--- Assignment ---
In the entries that follow, how many lines contain "name"? Please reply with only the number.

Component data from apps and pages
□ □ □ □ □ □ □
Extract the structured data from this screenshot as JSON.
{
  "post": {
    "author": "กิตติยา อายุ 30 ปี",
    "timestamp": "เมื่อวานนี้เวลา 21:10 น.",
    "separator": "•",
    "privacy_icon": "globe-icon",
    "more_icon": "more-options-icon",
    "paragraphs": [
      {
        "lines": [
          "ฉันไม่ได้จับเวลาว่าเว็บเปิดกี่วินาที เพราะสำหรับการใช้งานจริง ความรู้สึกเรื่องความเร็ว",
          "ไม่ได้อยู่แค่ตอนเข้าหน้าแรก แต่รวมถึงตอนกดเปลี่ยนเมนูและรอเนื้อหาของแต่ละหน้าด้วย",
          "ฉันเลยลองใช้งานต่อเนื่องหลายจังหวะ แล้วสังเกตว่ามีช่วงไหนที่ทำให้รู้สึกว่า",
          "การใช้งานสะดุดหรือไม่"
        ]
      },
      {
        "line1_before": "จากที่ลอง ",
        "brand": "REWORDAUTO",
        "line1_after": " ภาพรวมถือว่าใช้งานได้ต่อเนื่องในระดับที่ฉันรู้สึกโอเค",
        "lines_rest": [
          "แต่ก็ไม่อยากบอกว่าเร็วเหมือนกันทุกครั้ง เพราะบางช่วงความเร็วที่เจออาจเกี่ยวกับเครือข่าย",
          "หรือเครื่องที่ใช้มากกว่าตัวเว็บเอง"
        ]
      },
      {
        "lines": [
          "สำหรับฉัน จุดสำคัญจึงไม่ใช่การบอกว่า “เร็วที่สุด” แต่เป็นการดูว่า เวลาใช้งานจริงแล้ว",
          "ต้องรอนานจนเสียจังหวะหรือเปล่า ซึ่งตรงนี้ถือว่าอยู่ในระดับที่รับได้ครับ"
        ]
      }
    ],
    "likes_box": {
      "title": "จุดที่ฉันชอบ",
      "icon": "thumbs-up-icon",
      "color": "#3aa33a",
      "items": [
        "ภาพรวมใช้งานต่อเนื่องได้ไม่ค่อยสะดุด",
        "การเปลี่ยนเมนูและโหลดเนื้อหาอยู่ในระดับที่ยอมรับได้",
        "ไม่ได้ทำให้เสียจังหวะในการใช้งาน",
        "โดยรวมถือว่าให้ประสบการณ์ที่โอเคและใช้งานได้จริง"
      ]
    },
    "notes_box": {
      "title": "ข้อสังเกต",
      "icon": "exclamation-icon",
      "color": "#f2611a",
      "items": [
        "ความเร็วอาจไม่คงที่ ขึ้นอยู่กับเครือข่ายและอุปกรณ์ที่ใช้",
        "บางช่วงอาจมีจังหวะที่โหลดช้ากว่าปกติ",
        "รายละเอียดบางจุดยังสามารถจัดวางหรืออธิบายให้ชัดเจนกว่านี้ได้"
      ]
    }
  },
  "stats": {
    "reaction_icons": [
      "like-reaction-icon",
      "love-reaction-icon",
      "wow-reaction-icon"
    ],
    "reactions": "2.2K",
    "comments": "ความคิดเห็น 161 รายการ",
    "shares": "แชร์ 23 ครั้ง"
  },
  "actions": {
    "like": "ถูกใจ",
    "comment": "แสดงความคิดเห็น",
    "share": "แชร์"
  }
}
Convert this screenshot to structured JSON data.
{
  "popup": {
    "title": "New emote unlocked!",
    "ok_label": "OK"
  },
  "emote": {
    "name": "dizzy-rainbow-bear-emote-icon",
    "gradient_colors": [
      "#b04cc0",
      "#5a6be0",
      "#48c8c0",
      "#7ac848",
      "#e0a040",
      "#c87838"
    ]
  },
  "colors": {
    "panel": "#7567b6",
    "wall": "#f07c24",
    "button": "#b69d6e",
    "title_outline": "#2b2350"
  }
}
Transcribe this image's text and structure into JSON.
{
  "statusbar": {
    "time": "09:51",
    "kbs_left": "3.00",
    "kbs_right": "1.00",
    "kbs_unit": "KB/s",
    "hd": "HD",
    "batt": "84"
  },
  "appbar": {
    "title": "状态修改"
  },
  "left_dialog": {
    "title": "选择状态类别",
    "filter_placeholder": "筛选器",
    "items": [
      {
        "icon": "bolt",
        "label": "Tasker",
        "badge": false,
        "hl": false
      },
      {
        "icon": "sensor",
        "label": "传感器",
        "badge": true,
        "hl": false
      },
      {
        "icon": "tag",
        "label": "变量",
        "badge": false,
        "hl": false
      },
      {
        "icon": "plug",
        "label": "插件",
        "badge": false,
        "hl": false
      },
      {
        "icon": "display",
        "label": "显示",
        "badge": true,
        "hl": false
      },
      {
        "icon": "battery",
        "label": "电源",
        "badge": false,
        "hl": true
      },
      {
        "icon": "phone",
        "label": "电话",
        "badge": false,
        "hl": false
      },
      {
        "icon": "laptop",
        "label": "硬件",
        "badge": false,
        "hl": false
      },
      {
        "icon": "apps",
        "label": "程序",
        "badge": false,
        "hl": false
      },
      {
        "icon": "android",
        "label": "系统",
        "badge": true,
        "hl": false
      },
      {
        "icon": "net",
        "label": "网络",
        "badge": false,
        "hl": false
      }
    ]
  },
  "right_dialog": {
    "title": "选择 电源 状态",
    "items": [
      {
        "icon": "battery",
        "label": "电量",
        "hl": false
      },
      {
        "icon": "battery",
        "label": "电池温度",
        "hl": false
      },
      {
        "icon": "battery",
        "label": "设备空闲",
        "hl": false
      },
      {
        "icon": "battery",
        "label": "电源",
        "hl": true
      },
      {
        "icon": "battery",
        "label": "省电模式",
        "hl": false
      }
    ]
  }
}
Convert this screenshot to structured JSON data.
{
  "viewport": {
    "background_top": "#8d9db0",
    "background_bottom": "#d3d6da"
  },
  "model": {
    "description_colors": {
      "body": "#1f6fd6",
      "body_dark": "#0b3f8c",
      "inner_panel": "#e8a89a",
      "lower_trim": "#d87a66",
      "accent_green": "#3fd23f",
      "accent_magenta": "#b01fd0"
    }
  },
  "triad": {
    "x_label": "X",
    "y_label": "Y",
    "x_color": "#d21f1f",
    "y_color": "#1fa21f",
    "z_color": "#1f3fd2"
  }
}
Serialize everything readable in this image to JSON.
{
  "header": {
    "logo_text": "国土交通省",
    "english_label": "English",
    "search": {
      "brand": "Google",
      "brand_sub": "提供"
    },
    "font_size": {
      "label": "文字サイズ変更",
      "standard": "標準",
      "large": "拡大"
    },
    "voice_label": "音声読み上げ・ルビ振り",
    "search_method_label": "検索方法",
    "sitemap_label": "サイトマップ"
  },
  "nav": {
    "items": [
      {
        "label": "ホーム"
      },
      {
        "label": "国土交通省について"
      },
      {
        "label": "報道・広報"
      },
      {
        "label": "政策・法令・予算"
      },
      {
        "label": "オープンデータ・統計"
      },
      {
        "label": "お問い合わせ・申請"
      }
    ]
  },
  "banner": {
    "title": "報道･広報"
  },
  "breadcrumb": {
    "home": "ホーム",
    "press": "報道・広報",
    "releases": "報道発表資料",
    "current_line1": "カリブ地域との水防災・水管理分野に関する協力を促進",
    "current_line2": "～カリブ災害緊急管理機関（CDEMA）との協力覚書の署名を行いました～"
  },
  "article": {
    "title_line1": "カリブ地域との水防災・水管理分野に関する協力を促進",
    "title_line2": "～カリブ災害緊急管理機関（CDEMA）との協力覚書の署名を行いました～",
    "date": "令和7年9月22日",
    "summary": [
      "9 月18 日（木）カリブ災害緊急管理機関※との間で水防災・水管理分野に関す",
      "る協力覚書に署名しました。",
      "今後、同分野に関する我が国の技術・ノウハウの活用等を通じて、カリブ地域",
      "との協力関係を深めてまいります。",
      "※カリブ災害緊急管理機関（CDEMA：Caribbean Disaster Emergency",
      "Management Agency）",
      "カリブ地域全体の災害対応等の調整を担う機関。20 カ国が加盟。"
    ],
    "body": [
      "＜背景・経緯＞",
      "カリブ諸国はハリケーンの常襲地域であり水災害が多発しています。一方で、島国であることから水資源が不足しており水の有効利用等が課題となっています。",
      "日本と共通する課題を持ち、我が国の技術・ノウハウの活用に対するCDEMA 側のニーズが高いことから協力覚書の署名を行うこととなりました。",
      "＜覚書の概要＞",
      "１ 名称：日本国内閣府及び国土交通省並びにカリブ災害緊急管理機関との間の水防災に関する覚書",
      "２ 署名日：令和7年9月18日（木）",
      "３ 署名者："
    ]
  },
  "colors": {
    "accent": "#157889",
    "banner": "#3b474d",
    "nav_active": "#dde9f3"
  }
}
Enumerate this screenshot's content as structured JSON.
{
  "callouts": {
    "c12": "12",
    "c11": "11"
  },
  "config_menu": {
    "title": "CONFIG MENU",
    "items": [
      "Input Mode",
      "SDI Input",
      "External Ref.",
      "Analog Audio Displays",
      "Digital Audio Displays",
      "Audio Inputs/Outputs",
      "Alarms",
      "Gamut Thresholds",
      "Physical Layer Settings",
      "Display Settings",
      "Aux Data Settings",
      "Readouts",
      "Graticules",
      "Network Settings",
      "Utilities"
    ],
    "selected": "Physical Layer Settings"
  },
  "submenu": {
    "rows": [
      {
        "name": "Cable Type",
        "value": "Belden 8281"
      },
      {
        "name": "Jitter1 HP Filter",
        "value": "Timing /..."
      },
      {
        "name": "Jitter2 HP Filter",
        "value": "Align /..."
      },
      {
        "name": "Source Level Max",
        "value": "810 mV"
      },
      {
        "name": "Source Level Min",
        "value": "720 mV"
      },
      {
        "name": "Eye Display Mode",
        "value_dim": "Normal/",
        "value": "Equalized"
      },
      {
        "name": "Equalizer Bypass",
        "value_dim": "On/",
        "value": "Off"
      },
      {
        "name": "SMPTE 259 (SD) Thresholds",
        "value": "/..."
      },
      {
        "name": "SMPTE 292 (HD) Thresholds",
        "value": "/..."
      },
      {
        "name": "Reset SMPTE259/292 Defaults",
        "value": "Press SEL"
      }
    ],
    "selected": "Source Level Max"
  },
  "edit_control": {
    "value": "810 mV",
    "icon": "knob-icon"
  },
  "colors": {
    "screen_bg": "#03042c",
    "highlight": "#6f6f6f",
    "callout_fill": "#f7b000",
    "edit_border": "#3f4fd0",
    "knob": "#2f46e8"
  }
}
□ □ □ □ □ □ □
--- Written solution ---
11